━━ Materials provided
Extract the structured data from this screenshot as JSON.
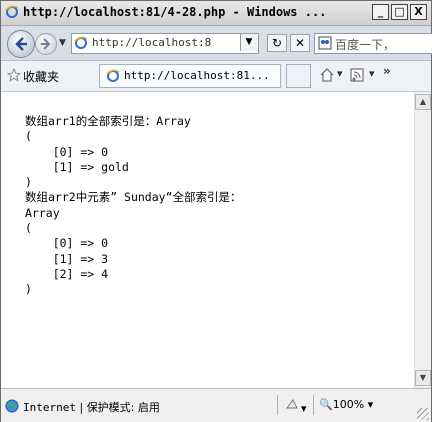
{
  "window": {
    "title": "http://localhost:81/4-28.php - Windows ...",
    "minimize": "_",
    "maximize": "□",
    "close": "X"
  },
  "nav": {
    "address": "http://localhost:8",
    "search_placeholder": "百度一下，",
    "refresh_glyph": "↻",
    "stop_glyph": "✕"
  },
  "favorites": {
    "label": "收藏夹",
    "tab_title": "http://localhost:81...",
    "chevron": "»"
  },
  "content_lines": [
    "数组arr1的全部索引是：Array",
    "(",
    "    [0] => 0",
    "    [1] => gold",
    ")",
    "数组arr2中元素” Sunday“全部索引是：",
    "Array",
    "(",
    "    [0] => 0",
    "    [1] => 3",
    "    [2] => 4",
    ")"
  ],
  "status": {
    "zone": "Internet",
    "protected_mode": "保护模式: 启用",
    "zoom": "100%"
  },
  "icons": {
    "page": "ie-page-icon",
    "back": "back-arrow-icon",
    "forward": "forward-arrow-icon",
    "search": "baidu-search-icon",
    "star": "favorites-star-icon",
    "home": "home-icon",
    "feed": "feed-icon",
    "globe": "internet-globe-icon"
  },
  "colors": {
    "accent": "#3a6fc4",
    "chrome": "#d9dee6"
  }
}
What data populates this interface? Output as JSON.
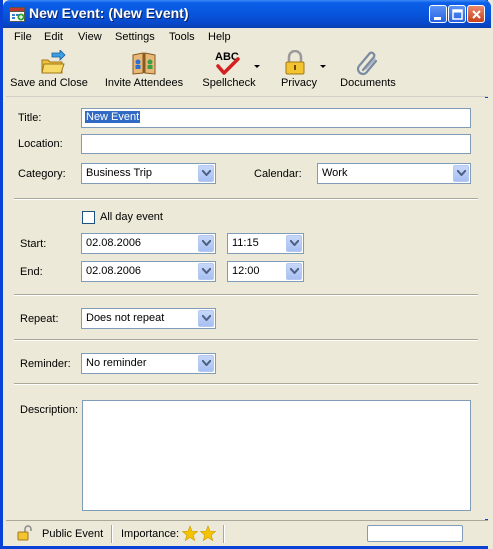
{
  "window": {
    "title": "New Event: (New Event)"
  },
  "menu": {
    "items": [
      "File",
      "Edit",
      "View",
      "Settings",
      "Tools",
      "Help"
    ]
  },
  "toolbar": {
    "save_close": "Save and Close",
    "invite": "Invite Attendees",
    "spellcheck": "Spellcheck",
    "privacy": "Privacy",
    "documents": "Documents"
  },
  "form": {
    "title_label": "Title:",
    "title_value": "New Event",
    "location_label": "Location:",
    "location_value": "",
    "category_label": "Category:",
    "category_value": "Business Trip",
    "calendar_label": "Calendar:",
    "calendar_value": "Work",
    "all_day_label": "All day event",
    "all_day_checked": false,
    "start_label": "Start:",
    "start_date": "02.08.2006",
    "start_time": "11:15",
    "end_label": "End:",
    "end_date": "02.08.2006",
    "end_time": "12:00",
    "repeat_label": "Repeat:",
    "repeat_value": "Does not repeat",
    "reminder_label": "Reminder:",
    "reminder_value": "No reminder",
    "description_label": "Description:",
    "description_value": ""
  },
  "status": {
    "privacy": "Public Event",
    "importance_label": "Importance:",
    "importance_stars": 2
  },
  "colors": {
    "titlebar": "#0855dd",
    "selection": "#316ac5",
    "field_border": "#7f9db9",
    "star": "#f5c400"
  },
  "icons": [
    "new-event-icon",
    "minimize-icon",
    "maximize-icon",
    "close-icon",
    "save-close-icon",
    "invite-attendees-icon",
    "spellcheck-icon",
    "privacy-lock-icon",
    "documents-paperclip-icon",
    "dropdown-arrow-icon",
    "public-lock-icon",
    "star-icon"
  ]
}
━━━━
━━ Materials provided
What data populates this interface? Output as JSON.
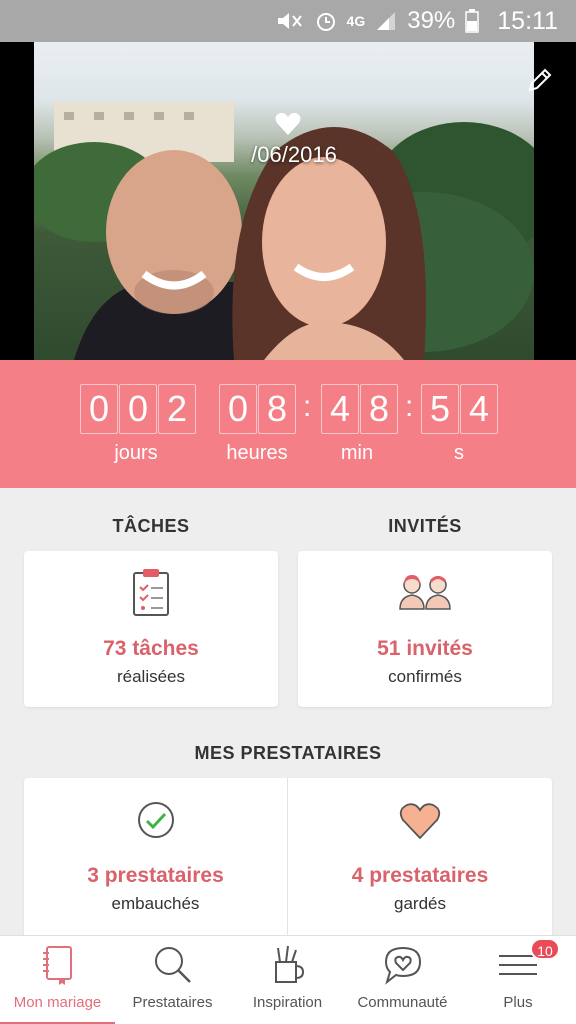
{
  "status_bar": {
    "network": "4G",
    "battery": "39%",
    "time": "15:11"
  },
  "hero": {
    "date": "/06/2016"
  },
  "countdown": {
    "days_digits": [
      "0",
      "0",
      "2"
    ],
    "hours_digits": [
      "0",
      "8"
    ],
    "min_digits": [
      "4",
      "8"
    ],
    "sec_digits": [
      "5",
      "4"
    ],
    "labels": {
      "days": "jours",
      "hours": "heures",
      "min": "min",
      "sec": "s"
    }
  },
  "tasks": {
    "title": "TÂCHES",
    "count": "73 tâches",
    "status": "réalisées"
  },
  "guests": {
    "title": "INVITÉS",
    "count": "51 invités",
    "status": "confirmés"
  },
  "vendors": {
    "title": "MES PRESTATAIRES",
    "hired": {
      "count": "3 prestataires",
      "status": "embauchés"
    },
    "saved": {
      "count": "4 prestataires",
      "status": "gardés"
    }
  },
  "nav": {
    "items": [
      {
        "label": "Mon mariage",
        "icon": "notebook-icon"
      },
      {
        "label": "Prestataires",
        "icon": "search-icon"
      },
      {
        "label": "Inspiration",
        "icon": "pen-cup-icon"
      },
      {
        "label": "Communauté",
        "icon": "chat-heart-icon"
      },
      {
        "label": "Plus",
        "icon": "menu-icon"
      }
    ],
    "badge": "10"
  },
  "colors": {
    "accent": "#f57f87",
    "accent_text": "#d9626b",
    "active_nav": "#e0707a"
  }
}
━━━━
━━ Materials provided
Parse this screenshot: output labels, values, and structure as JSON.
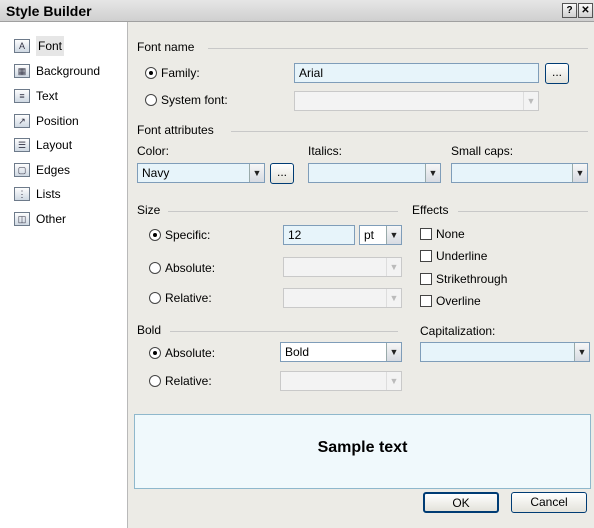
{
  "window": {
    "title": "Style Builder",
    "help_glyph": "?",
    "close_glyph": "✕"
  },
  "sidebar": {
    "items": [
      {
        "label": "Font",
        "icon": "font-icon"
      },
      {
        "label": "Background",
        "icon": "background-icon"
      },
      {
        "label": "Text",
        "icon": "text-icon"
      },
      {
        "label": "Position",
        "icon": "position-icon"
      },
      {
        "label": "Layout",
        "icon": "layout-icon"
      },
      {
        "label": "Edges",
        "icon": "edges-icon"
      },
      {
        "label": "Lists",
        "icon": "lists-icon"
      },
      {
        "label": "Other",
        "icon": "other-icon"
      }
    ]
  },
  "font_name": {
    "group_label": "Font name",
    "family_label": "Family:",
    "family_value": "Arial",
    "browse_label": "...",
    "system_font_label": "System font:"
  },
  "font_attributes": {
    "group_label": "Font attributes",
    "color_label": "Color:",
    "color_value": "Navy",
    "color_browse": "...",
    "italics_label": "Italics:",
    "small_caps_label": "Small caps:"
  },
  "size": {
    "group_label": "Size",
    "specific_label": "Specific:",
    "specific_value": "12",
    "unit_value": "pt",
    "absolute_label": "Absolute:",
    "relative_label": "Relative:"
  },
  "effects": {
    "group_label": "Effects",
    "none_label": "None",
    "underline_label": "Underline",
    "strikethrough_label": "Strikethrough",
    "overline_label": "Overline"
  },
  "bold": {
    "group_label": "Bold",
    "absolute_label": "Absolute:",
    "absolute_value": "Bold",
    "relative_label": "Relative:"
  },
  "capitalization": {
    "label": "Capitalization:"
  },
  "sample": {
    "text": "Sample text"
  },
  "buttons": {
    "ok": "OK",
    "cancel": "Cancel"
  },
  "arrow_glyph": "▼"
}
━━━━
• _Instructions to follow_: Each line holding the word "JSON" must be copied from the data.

• _Exercise answer_:
Extract the structured data from this screenshot as JSON.
What data populates this interface? Output as JSON.
What data populates this interface? Output as JSON.
Parse this screenshot: output labels, values, and structure as JSON.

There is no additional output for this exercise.